- _Saved entries_:
· · ·

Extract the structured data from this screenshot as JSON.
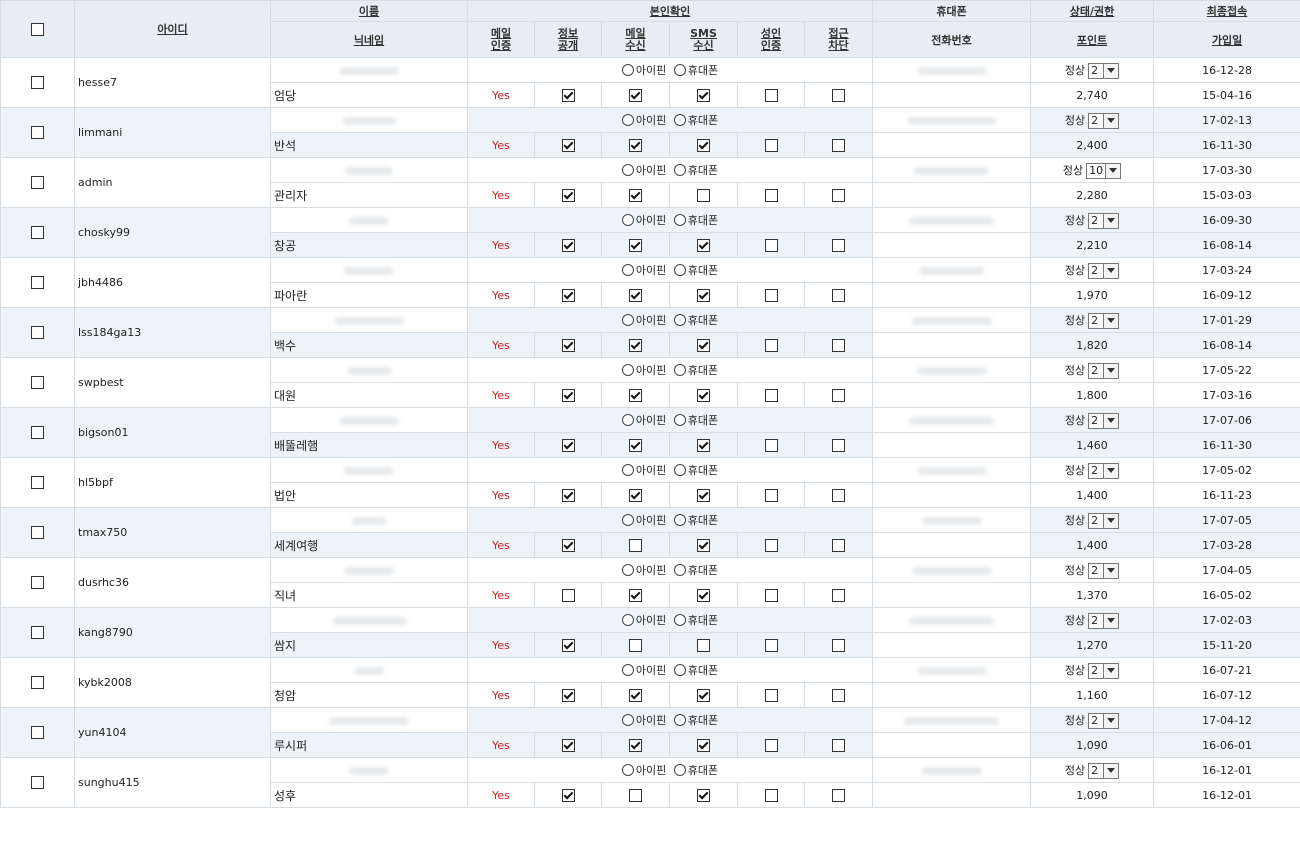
{
  "headers": {
    "id": "아이디",
    "name": "이름",
    "nickname": "닉네임",
    "verify_group": "본인확인",
    "mail_verify": [
      "메일",
      "인증"
    ],
    "info_public": [
      "정보",
      "공개"
    ],
    "mail_receive": [
      "메일",
      "수신"
    ],
    "sms_receive": [
      "SMS",
      "수신"
    ],
    "adult_verify": [
      "성인",
      "인증"
    ],
    "access_block": [
      "접근",
      "차단"
    ],
    "mobile": "휴대폰",
    "phone": "전화번호",
    "status_level": "상태/권한",
    "points": "포인트",
    "last_login": "최종접속",
    "join_date": "가입일"
  },
  "labels": {
    "ipin": "아이핀",
    "mobile_opt": "휴대폰",
    "status": "정상",
    "yes": "Yes"
  },
  "members": [
    {
      "id": "hesse7",
      "nick": "엄당",
      "level": "2",
      "points": "2,740",
      "last": "16-12-28",
      "join": "15-04-16",
      "mail": true,
      "info": true,
      "mailr": true,
      "sms": true,
      "adult": false,
      "block": false
    },
    {
      "id": "limmani",
      "nick": "반석",
      "level": "2",
      "points": "2,400",
      "last": "17-02-13",
      "join": "16-11-30",
      "mail": true,
      "info": true,
      "mailr": true,
      "sms": true,
      "adult": false,
      "block": false
    },
    {
      "id": "admin",
      "nick": "관리자",
      "level": "10",
      "points": "2,280",
      "last": "17-03-30",
      "join": "15-03-03",
      "mail": true,
      "info": true,
      "mailr": true,
      "sms": false,
      "adult": false,
      "block": false
    },
    {
      "id": "chosky99",
      "nick": "창공",
      "level": "2",
      "points": "2,210",
      "last": "16-09-30",
      "join": "16-08-14",
      "mail": true,
      "info": true,
      "mailr": true,
      "sms": true,
      "adult": false,
      "block": false
    },
    {
      "id": "jbh4486",
      "nick": "파아란",
      "level": "2",
      "points": "1,970",
      "last": "17-03-24",
      "join": "16-09-12",
      "mail": true,
      "info": true,
      "mailr": true,
      "sms": true,
      "adult": false,
      "block": false
    },
    {
      "id": "lss184ga13",
      "nick": "백수",
      "level": "2",
      "points": "1,820",
      "last": "17-01-29",
      "join": "16-08-14",
      "mail": true,
      "info": true,
      "mailr": true,
      "sms": true,
      "adult": false,
      "block": false
    },
    {
      "id": "swpbest",
      "nick": "대원",
      "level": "2",
      "points": "1,800",
      "last": "17-05-22",
      "join": "17-03-16",
      "mail": true,
      "info": true,
      "mailr": true,
      "sms": true,
      "adult": false,
      "block": false
    },
    {
      "id": "bigson01",
      "nick": "배뚤레햄",
      "level": "2",
      "points": "1,460",
      "last": "17-07-06",
      "join": "16-11-30",
      "mail": true,
      "info": true,
      "mailr": true,
      "sms": true,
      "adult": false,
      "block": false
    },
    {
      "id": "hl5bpf",
      "nick": "법안",
      "level": "2",
      "points": "1,400",
      "last": "17-05-02",
      "join": "16-11-23",
      "mail": true,
      "info": true,
      "mailr": true,
      "sms": true,
      "adult": false,
      "block": false
    },
    {
      "id": "tmax750",
      "nick": "세계여행",
      "level": "2",
      "points": "1,400",
      "last": "17-07-05",
      "join": "17-03-28",
      "mail": true,
      "info": true,
      "mailr": false,
      "sms": true,
      "adult": false,
      "block": false
    },
    {
      "id": "dusrhc36",
      "nick": "직녀",
      "level": "2",
      "points": "1,370",
      "last": "17-04-05",
      "join": "16-05-02",
      "mail": true,
      "info": false,
      "mailr": true,
      "sms": true,
      "adult": false,
      "block": false
    },
    {
      "id": "kang8790",
      "nick": "쌈지",
      "level": "2",
      "points": "1,270",
      "last": "17-02-03",
      "join": "15-11-20",
      "mail": true,
      "info": true,
      "mailr": false,
      "sms": false,
      "adult": false,
      "block": false
    },
    {
      "id": "kybk2008",
      "nick": "청암",
      "level": "2",
      "points": "1,160",
      "last": "16-07-21",
      "join": "16-07-12",
      "mail": true,
      "info": true,
      "mailr": true,
      "sms": true,
      "adult": false,
      "block": false
    },
    {
      "id": "yun4104",
      "nick": "루시퍼",
      "level": "2",
      "points": "1,090",
      "last": "17-04-12",
      "join": "16-06-01",
      "mail": true,
      "info": true,
      "mailr": true,
      "sms": true,
      "adult": false,
      "block": false
    },
    {
      "id": "sunghu415",
      "nick": "성후",
      "level": "2",
      "points": "1,090",
      "last": "16-12-01",
      "join": "16-12-01",
      "mail": true,
      "info": true,
      "mailr": false,
      "sms": true,
      "adult": false,
      "block": false
    }
  ]
}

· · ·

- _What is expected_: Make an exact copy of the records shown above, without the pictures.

- _The answer_:
Extract the structured data from this screenshot as JSON.
{
  "headers": {
    "id": "아이디",
    "name": "이름",
    "nickname": "닉네임",
    "verify_group": "본인확인",
    "mail_verify": [
      "메일",
      "인증"
    ],
    "info_public": [
      "정보",
      "공개"
    ],
    "mail_receive": [
      "메일",
      "수신"
    ],
    "sms_receive": [
      "SMS",
      "수신"
    ],
    "adult_verify": [
      "성인",
      "인증"
    ],
    "access_block": [
      "접근",
      "차단"
    ],
    "mobile": "휴대폰",
    "phone": "전화번호",
    "status_level": "상태/권한",
    "points": "포인트",
    "last_login": "최종접속",
    "join_date": "가입일"
  },
  "labels": {
    "ipin": "아이핀",
    "mobile_opt": "휴대폰",
    "status": "정상",
    "yes": "Yes"
  },
  "members": [
    {
      "id": "hesse7",
      "nick": "엄당",
      "level": "2",
      "points": "2,740",
      "last": "16-12-28",
      "join": "15-04-16",
      "mail": true,
      "info": true,
      "mailr": true,
      "sms": true,
      "adult": false,
      "block": false
    },
    {
      "id": "limmani",
      "nick": "반석",
      "level": "2",
      "points": "2,400",
      "last": "17-02-13",
      "join": "16-11-30",
      "mail": true,
      "info": true,
      "mailr": true,
      "sms": true,
      "adult": false,
      "block": false
    },
    {
      "id": "admin",
      "nick": "관리자",
      "level": "10",
      "points": "2,280",
      "last": "17-03-30",
      "join": "15-03-03",
      "mail": true,
      "info": true,
      "mailr": true,
      "sms": false,
      "adult": false,
      "block": false
    },
    {
      "id": "chosky99",
      "nick": "창공",
      "level": "2",
      "points": "2,210",
      "last": "16-09-30",
      "join": "16-08-14",
      "mail": true,
      "info": true,
      "mailr": true,
      "sms": true,
      "adult": false,
      "block": false
    },
    {
      "id": "jbh4486",
      "nick": "파아란",
      "level": "2",
      "points": "1,970",
      "last": "17-03-24",
      "join": "16-09-12",
      "mail": true,
      "info": true,
      "mailr": true,
      "sms": true,
      "adult": false,
      "block": false
    },
    {
      "id": "lss184ga13",
      "nick": "백수",
      "level": "2",
      "points": "1,820",
      "last": "17-01-29",
      "join": "16-08-14",
      "mail": true,
      "info": true,
      "mailr": true,
      "sms": true,
      "adult": false,
      "block": false
    },
    {
      "id": "swpbest",
      "nick": "대원",
      "level": "2",
      "points": "1,800",
      "last": "17-05-22",
      "join": "17-03-16",
      "mail": true,
      "info": true,
      "mailr": true,
      "sms": true,
      "adult": false,
      "block": false
    },
    {
      "id": "bigson01",
      "nick": "배뚤레햄",
      "level": "2",
      "points": "1,460",
      "last": "17-07-06",
      "join": "16-11-30",
      "mail": true,
      "info": true,
      "mailr": true,
      "sms": true,
      "adult": false,
      "block": false
    },
    {
      "id": "hl5bpf",
      "nick": "법안",
      "level": "2",
      "points": "1,400",
      "last": "17-05-02",
      "join": "16-11-23",
      "mail": true,
      "info": true,
      "mailr": true,
      "sms": true,
      "adult": false,
      "block": false
    },
    {
      "id": "tmax750",
      "nick": "세계여행",
      "level": "2",
      "points": "1,400",
      "last": "17-07-05",
      "join": "17-03-28",
      "mail": true,
      "info": true,
      "mailr": false,
      "sms": true,
      "adult": false,
      "block": false
    },
    {
      "id": "dusrhc36",
      "nick": "직녀",
      "level": "2",
      "points": "1,370",
      "last": "17-04-05",
      "join": "16-05-02",
      "mail": true,
      "info": false,
      "mailr": true,
      "sms": true,
      "adult": false,
      "block": false
    },
    {
      "id": "kang8790",
      "nick": "쌈지",
      "level": "2",
      "points": "1,270",
      "last": "17-02-03",
      "join": "15-11-20",
      "mail": true,
      "info": true,
      "mailr": false,
      "sms": false,
      "adult": false,
      "block": false
    },
    {
      "id": "kybk2008",
      "nick": "청암",
      "level": "2",
      "points": "1,160",
      "last": "16-07-21",
      "join": "16-07-12",
      "mail": true,
      "info": true,
      "mailr": true,
      "sms": true,
      "adult": false,
      "block": false
    },
    {
      "id": "yun4104",
      "nick": "루시퍼",
      "level": "2",
      "points": "1,090",
      "last": "17-04-12",
      "join": "16-06-01",
      "mail": true,
      "info": true,
      "mailr": true,
      "sms": true,
      "adult": false,
      "block": false
    },
    {
      "id": "sunghu415",
      "nick": "성후",
      "level": "2",
      "points": "1,090",
      "last": "16-12-01",
      "join": "16-12-01",
      "mail": true,
      "info": true,
      "mailr": false,
      "sms": true,
      "adult": false,
      "block": false
    }
  ]
}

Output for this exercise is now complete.